The Stackelberg leadership model is a strategic game in economics in which the leader firm moves first and then the follower firms move sequentially. It is named after the German economist Heinrich Freiherr von Stackelberg who published Market Structure and Equilibrium (Marktform und Gleichgewicht) in 1934 which described the model.
In game theory terms, the players of this game are a leader and a follower and they compete on quantity. The Stackelberg leader is sometimes referred to as the Market Leader.
There are some further constraints upon the sustaining of a Stackelberg equilibrium. The leader must know ex ante that the follower observes its action. The follower must have no means of committing to a future non-Stackelberg follower action and the leader must know this. Indeed, if the 'follower' could commit to a Stackelberg leader action and the 'leader' knew this, the leader's best response would be to play a Stackelberg follower action.
Firms may engage in Stackelberg competition if one has some sort of advantage enabling it to move first. More generally, the leader must have commitment power.

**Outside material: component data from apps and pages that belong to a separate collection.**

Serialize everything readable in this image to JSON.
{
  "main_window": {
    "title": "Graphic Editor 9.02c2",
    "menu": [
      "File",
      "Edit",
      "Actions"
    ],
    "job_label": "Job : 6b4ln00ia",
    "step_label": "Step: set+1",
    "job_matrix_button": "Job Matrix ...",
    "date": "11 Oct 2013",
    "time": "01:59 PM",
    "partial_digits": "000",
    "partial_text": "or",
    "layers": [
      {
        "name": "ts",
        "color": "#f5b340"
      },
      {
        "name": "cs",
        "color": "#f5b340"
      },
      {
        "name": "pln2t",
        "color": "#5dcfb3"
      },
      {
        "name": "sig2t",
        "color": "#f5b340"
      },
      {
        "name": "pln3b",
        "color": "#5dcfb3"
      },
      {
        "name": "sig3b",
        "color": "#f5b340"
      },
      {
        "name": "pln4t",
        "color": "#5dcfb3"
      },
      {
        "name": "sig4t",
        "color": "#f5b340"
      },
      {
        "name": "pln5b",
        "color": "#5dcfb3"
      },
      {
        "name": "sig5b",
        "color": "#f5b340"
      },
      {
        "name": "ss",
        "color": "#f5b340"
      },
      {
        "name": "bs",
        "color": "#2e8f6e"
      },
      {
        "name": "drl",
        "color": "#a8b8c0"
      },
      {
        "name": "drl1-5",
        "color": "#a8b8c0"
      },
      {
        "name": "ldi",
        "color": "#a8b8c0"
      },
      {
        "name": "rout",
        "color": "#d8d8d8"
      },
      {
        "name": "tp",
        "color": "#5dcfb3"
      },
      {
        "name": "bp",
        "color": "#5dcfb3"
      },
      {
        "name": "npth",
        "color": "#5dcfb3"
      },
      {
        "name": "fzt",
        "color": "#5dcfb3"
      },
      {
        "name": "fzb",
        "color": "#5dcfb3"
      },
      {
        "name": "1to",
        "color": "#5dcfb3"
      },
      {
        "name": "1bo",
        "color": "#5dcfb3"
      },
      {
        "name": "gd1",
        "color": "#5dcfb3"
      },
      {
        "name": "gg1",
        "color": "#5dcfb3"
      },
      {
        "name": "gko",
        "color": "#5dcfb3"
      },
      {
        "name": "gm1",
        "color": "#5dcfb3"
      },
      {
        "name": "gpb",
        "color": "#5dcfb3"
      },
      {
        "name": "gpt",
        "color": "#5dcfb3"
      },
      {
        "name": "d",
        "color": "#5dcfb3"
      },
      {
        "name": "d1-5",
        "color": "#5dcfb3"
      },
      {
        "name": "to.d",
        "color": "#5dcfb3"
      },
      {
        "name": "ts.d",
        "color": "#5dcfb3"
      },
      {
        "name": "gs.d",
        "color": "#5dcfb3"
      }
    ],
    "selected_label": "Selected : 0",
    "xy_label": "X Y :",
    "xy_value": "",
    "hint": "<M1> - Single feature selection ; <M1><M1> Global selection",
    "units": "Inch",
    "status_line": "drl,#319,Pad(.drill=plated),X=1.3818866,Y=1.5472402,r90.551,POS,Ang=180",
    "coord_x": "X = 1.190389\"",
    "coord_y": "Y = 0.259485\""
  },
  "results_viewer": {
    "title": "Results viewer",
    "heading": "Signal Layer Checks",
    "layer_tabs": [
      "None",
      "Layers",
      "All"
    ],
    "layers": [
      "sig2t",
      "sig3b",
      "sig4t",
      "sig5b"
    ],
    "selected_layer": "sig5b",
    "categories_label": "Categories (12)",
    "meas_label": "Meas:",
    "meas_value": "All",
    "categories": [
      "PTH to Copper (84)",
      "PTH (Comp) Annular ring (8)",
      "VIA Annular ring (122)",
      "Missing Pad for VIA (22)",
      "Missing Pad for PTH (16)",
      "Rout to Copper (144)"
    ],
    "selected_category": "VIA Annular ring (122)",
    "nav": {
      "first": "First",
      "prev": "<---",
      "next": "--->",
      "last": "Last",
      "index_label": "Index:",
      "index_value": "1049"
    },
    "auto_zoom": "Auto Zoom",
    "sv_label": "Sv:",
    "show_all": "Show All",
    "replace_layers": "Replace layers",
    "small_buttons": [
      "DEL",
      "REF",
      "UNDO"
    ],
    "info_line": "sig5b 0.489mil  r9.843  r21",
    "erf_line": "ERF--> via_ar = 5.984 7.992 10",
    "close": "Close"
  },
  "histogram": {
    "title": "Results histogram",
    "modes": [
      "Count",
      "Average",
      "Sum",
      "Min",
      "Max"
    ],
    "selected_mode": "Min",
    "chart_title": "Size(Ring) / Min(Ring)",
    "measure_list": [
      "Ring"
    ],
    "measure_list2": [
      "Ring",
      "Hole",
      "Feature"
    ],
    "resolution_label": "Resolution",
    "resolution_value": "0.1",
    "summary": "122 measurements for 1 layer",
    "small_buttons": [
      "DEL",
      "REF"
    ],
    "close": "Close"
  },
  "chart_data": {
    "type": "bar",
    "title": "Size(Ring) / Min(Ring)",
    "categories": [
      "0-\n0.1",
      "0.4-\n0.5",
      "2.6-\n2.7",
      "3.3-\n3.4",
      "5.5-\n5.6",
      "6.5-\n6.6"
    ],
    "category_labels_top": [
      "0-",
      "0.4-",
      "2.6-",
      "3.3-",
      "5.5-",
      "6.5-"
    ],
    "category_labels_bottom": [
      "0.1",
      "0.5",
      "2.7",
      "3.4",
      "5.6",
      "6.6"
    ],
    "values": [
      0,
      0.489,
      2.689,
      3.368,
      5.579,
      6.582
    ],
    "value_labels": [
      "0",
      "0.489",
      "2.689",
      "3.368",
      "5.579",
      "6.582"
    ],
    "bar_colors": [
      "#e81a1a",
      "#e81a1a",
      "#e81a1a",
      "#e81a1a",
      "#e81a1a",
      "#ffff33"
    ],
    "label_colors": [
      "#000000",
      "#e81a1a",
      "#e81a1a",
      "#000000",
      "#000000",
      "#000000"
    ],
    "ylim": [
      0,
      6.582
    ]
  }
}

Moving observably first is the most obvious means of commitment: once the leader has made its move, it cannot undo it - it is committed to that action. Moving first may be possible if the leader was the incumbent monopoly of the industry and the follower is a new entrant. Holding excess capacity is another means of commitment.